The study “shows these glaciers have been retreating at an accelerated rate since 2000 due to CO2 emissions, which are warming temperatures”, UNESCO said.
World Heritage glaciers, as defined by UNESCO, represent about 10 percent of the world’s glacier areas and include some of the world’s best-known ones, whose loss is highly visible as they are focal points for global tourism.
The report’s lead author, Tales Carvalho, said World Heritage glaciers lose on average some 58 billion tonnes of ice every year – equivalent to the annual volume of water used in France and Spain together – and contribute to almost 5 percent of global observed sea level rise.
Carvalho said the most important protective measure to prevent major glacier retreat worldwide would be drastically reducing carbon emissions.
UNESCO recommends that given the inevitable further shrinking of many of these glaciers in the near future, local authorities should make glaciers a focus of policy by improving monitoring and research and by implementing disaster risk-reduction measures.
“As glacier lakes fill up, they can burst and can cause catastrophic floods downstream,” Carvalho noted.
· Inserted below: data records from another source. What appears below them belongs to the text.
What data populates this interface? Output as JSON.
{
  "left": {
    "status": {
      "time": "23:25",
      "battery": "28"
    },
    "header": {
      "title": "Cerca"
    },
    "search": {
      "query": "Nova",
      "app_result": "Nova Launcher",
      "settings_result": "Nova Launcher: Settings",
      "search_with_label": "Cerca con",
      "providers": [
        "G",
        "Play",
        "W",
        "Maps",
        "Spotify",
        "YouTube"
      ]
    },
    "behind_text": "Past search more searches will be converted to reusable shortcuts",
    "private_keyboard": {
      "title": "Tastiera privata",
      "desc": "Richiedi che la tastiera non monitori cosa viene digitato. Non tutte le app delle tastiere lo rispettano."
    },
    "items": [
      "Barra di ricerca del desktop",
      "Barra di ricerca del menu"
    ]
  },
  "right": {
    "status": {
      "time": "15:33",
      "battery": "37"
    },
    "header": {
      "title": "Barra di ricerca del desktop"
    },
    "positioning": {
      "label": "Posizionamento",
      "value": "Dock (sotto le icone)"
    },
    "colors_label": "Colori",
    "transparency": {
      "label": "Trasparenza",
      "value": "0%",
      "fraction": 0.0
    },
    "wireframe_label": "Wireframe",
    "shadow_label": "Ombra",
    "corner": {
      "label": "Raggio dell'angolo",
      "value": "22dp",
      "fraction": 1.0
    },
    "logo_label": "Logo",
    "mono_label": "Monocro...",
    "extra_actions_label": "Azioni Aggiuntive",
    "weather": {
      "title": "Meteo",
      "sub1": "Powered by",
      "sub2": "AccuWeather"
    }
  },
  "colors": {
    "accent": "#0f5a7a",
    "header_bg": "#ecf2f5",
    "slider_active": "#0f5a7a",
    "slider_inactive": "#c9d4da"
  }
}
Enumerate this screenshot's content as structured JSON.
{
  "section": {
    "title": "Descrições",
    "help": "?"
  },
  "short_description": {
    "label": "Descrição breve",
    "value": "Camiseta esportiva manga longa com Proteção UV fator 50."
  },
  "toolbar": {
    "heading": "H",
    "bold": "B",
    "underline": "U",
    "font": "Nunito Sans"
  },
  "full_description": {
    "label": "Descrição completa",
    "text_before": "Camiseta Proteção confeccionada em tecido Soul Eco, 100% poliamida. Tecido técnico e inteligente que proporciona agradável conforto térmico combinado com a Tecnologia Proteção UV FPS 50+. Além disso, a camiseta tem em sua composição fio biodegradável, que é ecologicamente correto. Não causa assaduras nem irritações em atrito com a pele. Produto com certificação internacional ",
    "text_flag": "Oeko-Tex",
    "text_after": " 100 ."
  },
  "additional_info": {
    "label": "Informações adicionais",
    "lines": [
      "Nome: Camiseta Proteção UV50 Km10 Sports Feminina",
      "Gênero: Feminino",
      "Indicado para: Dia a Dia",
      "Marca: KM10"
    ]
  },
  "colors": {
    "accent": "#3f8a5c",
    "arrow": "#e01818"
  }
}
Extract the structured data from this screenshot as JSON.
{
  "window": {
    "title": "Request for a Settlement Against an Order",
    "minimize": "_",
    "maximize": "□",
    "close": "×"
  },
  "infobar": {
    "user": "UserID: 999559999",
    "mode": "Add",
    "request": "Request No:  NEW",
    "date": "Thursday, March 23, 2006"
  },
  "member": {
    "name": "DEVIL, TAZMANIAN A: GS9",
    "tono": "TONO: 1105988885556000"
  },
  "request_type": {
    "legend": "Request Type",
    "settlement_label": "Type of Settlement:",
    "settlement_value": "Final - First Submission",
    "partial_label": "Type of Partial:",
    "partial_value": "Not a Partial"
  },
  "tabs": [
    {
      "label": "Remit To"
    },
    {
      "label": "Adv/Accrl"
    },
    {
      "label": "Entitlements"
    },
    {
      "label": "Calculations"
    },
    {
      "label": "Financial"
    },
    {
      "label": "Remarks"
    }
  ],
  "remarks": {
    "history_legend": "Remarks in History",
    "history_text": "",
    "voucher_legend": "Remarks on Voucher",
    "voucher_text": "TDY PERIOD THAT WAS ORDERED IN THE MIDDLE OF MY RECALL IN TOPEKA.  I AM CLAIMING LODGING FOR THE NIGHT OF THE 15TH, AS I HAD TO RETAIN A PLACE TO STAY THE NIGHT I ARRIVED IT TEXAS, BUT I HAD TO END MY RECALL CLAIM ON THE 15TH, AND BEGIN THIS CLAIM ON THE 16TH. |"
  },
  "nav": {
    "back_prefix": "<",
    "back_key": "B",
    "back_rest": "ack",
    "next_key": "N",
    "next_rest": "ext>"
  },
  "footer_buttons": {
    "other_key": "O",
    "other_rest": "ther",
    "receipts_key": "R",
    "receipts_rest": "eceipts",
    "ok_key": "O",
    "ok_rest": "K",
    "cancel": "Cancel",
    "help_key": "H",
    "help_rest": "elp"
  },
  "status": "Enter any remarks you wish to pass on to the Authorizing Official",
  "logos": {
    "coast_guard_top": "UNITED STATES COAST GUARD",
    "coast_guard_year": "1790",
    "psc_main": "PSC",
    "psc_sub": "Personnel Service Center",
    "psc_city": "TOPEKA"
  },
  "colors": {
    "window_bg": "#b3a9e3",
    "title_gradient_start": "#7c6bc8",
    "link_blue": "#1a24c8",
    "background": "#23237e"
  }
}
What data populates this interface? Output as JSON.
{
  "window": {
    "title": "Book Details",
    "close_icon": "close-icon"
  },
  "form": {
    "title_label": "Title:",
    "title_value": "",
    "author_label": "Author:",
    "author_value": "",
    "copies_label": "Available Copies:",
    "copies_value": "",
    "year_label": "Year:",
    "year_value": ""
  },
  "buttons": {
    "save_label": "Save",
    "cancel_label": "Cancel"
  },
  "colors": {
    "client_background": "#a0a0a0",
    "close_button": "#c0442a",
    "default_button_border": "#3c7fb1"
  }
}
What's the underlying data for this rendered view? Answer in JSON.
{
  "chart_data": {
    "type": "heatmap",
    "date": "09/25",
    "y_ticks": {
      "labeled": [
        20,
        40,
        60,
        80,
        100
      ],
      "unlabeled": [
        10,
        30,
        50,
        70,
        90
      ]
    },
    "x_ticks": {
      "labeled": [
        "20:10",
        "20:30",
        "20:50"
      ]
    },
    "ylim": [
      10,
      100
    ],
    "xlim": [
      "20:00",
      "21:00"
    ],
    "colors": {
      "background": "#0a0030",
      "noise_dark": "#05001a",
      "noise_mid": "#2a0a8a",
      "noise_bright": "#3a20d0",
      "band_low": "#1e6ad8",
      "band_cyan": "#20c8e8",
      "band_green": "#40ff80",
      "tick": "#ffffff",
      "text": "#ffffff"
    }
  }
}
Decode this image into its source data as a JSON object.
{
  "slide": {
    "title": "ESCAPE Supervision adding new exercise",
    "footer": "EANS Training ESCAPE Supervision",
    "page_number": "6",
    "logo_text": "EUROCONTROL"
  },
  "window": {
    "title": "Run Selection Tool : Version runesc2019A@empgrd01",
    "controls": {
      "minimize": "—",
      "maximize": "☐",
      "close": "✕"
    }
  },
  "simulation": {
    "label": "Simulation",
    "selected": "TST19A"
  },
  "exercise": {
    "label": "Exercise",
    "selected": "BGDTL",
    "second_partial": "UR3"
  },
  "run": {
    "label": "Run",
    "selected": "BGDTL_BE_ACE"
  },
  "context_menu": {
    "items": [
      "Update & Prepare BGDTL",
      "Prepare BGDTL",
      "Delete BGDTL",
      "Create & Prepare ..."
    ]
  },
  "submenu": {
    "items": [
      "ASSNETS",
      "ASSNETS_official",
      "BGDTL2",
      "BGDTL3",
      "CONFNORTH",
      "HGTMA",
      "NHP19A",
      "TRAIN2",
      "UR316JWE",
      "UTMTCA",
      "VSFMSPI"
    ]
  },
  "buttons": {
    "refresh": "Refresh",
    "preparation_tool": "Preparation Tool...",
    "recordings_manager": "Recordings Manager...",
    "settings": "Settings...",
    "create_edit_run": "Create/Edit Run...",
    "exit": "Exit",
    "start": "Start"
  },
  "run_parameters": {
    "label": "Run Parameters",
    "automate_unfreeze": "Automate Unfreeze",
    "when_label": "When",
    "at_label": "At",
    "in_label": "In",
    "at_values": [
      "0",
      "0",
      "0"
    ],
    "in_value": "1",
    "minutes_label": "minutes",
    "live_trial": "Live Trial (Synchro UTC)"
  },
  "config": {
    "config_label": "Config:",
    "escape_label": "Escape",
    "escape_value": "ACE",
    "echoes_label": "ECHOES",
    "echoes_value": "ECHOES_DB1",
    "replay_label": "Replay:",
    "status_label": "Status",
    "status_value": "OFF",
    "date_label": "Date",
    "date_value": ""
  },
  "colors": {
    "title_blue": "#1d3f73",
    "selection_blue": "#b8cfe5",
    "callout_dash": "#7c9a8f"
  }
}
Countries have pledged to keep global warming to 1.5C above pre-industrial levels – a goal the world is set to miss on current emission trends.
“This report is a call to action,” said UNESCO head Audrey Azoulay in advance of the COP27 climate summit in Egypt starting on Monday.
“Only a rapid reduction in our CO2 emissions levels can save glaciers and the exceptional biodiversity that depends on them. COP27 will have a crucial role to help find solutions to this issue.”